What to work on: Throughout the listing below, show every line in which "style" occurs.
#### Entries provided
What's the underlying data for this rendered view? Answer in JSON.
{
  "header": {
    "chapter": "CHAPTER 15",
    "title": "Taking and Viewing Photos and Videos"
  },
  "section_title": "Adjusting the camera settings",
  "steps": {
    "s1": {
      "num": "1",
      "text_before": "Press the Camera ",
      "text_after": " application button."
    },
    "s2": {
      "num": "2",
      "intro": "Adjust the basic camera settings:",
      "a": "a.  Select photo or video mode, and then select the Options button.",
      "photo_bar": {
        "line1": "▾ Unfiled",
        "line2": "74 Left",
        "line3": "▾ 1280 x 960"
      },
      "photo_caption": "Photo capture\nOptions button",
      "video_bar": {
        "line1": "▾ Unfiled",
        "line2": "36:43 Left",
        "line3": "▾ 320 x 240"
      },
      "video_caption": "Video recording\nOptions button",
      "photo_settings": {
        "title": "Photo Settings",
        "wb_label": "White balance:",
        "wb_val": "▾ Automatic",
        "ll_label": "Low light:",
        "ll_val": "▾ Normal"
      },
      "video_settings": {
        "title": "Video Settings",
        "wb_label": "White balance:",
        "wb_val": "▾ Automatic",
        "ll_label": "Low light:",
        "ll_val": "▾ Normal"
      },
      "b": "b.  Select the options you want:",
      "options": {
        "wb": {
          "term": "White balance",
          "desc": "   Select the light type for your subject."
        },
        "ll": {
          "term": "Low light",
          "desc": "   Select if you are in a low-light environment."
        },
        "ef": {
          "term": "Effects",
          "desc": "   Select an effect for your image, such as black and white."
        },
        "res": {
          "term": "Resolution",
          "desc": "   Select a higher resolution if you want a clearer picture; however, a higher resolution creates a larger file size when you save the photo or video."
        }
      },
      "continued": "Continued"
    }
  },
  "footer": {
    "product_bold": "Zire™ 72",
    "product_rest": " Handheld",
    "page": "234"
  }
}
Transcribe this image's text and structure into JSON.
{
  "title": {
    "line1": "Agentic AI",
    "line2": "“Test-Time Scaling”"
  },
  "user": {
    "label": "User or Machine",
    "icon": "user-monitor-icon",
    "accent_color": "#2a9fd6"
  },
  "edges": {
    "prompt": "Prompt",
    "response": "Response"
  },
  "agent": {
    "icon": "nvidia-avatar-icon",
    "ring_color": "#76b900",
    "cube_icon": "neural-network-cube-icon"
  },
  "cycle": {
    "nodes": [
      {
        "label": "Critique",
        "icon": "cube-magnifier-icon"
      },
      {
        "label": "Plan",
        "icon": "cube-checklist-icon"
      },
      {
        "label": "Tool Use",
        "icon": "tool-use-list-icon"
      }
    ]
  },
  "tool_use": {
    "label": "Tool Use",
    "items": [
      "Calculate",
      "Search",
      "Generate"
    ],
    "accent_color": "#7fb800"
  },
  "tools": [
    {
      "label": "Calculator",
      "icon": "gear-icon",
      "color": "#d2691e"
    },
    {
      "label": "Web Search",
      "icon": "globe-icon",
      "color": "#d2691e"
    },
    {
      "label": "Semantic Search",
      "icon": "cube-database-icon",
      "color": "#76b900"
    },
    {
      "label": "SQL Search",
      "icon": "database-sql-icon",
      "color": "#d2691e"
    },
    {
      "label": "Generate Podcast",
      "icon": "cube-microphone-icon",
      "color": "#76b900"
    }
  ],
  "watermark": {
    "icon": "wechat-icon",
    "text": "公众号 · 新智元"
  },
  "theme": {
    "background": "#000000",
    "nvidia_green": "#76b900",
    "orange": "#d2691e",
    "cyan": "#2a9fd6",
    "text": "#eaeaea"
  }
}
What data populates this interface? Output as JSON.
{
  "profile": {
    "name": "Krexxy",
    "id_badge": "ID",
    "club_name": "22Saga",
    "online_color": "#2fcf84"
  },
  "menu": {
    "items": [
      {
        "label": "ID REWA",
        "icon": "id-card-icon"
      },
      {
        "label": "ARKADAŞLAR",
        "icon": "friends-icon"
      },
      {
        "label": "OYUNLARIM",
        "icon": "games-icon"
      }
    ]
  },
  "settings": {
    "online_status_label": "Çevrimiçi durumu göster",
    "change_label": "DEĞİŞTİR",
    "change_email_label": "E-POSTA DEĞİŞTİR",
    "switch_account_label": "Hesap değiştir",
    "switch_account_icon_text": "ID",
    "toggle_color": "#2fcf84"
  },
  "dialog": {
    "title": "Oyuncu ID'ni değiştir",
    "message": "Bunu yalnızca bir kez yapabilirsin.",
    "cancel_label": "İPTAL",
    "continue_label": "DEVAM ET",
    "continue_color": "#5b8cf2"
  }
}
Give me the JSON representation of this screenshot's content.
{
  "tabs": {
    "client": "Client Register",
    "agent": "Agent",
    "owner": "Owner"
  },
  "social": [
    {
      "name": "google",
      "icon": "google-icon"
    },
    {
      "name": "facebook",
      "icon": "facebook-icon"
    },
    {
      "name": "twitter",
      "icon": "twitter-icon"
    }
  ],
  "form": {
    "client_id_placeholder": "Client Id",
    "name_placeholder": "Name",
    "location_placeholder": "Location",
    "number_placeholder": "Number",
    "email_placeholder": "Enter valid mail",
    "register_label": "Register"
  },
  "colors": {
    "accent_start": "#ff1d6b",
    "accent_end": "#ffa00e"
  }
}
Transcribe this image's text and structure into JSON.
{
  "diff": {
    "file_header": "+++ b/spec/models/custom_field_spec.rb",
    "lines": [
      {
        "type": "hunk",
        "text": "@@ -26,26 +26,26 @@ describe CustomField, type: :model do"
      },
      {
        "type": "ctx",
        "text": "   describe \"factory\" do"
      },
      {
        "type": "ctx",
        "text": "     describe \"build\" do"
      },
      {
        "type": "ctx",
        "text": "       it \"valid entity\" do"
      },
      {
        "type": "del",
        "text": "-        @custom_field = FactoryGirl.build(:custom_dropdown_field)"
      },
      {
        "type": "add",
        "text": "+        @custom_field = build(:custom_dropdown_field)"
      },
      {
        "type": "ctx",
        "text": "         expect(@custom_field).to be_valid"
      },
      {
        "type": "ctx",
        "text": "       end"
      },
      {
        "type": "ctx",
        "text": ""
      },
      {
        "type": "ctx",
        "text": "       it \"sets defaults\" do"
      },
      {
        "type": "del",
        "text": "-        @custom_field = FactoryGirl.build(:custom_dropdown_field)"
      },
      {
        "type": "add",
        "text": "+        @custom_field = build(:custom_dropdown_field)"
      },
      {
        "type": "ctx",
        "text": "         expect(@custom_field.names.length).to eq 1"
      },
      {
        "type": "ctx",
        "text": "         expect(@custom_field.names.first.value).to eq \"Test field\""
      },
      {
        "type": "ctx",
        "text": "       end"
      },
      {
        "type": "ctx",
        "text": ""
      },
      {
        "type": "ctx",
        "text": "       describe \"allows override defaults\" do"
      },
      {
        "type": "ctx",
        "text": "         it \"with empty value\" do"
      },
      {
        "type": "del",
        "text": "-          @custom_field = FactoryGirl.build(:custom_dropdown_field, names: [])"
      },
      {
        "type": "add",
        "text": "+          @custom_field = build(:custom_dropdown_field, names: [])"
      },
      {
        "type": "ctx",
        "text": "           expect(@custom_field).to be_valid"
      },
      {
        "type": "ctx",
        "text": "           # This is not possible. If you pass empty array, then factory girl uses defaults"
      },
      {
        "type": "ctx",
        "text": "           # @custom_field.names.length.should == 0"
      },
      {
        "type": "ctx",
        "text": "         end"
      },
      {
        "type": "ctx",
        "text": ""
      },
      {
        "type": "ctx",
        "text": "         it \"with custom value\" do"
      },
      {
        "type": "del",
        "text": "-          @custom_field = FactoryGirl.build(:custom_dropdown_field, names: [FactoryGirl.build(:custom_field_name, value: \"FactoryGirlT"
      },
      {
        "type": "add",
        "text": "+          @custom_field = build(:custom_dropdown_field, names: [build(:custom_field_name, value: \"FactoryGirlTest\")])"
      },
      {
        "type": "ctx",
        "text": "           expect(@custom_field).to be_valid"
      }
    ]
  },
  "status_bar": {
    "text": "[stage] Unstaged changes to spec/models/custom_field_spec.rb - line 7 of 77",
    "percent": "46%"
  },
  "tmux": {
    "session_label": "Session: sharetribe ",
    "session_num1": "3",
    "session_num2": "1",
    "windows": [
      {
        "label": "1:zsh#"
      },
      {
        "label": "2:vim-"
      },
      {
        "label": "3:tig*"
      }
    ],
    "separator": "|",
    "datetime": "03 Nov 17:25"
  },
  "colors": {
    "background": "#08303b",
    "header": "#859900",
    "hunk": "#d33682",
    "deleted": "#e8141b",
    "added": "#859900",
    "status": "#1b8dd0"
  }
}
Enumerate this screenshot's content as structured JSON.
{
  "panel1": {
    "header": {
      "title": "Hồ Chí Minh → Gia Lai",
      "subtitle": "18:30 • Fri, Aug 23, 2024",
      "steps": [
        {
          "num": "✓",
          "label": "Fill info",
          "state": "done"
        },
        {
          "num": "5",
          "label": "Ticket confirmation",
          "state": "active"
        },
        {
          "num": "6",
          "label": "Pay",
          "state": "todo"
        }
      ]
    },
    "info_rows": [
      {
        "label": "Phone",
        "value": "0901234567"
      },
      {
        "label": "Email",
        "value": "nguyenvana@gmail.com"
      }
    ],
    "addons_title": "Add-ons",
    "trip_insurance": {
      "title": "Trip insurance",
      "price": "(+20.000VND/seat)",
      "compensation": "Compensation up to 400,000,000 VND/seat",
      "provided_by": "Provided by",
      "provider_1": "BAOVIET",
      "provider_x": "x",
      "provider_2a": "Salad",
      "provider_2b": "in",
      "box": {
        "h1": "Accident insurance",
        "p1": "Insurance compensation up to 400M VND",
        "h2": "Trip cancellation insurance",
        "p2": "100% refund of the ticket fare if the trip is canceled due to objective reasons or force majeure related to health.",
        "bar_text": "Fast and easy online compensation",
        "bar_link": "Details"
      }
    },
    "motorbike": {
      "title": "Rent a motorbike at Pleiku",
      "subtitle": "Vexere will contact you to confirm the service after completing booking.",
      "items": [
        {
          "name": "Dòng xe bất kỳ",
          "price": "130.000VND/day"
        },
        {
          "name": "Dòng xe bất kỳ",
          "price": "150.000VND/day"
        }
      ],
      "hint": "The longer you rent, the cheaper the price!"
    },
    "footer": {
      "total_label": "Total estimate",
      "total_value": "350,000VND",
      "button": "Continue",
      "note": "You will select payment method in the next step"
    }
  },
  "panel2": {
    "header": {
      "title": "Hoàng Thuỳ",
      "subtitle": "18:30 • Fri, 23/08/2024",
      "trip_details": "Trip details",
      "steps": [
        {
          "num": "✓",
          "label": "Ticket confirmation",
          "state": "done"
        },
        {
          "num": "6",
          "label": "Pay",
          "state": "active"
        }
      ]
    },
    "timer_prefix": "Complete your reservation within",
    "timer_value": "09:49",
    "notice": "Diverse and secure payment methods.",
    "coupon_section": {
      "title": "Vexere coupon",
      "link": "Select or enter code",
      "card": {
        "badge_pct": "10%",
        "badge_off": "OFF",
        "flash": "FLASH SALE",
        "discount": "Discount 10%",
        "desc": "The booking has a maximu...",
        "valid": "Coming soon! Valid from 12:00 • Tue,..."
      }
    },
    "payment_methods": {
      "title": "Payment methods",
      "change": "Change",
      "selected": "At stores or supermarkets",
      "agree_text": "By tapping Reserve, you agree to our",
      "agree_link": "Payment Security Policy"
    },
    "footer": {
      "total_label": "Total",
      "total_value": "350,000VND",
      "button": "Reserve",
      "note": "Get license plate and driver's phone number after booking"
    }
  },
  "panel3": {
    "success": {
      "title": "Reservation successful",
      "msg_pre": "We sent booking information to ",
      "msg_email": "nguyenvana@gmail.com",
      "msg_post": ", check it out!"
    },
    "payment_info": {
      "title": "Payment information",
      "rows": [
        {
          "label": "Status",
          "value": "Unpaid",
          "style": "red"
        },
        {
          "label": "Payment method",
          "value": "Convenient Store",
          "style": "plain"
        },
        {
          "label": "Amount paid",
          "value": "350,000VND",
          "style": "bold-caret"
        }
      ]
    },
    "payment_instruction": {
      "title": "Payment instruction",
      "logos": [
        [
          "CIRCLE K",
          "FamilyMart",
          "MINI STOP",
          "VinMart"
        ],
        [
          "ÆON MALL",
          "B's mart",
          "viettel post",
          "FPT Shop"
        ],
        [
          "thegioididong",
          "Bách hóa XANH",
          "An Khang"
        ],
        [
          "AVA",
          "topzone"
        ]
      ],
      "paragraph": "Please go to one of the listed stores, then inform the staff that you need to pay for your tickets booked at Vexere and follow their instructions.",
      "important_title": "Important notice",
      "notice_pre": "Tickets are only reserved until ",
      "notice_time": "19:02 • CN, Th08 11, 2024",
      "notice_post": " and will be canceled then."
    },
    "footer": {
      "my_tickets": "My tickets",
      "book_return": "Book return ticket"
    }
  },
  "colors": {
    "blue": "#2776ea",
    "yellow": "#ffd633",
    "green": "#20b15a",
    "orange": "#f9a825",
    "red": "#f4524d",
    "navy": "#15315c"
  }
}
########
Task response:
          "style": "red"
          "style": "plain"
          "style": "bold-caret"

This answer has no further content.